should be solid, copper, and 6 AWG or larger. Water is not considered
sufficiently conductive. Earthing electrode must be in earth -
either under water or located where wire enters water. If this is
water that people swim in, then that earthing should also connect to
anything adjacent that is electrical and earthed (ie overhead
Appreciate a lesson from scuba diving. When lightning struck the
surface, then divers floating free were unaffected. But those
touching the bottom were connected to the better conductor - and felt
Generally, 4/20 ma sensors operate at voltages less than 30 volts.
Your Semitron conducts nothing until voltages exceed 200. Can your
sensors withstand 200 volts applied between any one wire and all other
wires (or its body) without damage?
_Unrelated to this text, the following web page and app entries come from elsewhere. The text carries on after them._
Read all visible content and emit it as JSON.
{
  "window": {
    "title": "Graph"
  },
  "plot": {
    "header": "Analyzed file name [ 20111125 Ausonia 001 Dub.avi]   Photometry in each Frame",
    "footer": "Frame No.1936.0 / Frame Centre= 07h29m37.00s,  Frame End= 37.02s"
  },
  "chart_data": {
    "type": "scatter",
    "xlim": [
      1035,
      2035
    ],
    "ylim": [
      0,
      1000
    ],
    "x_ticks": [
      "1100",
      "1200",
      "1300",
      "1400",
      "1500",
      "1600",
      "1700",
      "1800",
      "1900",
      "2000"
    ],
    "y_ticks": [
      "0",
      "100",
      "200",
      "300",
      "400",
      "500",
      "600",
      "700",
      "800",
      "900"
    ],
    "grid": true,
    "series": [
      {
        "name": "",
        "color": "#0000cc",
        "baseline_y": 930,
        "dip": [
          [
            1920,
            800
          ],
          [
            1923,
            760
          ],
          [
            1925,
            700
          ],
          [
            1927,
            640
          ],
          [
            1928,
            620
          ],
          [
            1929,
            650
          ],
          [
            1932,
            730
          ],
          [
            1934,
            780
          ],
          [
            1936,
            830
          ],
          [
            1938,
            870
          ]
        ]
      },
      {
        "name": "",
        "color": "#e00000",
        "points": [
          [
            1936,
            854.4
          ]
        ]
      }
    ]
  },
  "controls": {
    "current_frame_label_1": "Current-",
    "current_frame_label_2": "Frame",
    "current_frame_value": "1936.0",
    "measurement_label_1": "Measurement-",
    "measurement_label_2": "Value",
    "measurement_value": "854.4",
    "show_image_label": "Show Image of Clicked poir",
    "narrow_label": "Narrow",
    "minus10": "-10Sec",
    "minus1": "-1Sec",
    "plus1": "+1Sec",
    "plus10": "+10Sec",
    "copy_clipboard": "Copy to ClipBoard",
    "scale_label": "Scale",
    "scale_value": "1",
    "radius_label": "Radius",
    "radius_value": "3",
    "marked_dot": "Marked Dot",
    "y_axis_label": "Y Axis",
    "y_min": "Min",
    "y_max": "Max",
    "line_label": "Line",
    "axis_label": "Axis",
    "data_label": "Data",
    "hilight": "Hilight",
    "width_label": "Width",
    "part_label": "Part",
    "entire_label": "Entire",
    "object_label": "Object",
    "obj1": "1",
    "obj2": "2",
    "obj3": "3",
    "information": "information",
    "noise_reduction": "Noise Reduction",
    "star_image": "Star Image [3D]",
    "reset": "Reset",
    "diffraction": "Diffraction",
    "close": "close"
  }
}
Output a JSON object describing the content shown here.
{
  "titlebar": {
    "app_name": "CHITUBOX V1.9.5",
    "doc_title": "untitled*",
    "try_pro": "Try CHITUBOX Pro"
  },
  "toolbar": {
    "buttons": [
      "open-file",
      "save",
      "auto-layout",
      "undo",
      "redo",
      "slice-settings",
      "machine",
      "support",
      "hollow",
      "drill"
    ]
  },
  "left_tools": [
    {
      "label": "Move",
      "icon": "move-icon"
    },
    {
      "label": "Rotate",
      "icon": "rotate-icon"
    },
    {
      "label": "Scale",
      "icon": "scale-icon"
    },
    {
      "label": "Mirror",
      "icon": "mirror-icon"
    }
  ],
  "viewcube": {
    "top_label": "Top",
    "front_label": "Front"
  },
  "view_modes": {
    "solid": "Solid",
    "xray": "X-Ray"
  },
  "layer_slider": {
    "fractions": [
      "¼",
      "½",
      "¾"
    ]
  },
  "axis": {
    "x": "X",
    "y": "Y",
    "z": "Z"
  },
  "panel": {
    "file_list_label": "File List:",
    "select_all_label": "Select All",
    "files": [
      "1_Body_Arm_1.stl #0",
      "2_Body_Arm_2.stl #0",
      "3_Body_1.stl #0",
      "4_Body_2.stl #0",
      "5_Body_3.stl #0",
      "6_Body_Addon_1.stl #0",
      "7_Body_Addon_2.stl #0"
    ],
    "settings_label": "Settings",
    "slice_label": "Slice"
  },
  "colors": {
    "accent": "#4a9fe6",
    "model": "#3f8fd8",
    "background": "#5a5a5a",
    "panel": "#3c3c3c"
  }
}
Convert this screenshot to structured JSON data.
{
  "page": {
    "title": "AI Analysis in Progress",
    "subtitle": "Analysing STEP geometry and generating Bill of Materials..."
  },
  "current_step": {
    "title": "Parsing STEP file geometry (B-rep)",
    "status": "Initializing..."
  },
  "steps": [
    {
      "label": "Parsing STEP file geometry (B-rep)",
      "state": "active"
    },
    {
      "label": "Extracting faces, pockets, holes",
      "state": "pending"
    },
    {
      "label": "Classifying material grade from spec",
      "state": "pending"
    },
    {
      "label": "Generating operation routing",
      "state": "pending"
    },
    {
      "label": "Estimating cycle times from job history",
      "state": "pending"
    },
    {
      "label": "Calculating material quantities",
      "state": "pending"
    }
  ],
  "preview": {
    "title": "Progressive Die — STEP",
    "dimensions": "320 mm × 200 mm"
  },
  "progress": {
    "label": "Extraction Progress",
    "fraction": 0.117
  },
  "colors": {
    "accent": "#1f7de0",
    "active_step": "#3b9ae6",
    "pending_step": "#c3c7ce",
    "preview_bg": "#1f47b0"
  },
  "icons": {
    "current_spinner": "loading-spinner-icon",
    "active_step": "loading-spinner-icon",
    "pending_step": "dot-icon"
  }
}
Best check those specs for
longitudinal mode voltages. Would a 60 volt protector be a better
choice? Semitron is the right idea. But its operating and sparkover
voltage may be excessive. Telephone appliances can withstand 600
volts without damage. Semitron is for telephone appliance
protection. Consult sensor voltage specs. That protector voltage
must be below internal sensor protection voltage (max voltage between
any two points).
Some first dig a hole, drive an earthing electrode into hole's
bottom, then use a 6 inch plastic pipe to form a 'manhole'. Earthing
connections (and maybe sensor) can be inspected, protected, and
repaired. Connection points being the most frequent failure point and
where diagnostic testing is best conducted. A cap atop that pvc pipe
means the whole assembly can be buried or covered so as to be
transparent to casual observers and so that connections are protected
from earth and water; and yet be easily accessed.
Which is why there are two distinct names for the functions (Shield and
Screen). On things like Type 23 frigates the shield was grounded at each
and every bulkhead it passed through while the screens were grounded only
at the instrument rack ends. However, Grounding of Shields is a matter for
individual installation analysis to suit the environmental conditions
appertaining to the installation.
What I use as standard. It precludes consideration of using equipment from
the likes of National Instruments for fast data aquasition in many of the
environments I deal with because of their lack of isolation and their
propensity to poor-man's differential input (use of two inputs combining to
provide the differential input).
Galvanically isolated, Energy Managing, Surge Clamped inputs and outputs for
everything is fairly normal practice for me (analogue and digital). In
short, attention to detail (such as ensuring enough terminals for each and
every conductor, decent signal earthing scheme, decent protective earthing
strategies, isolation strategies, termination management, design for safe
testing) is very important.
Not only the tel-co's but also the Oil and Gas Industry, and the Railway
Industry have large amounts of information on this topic.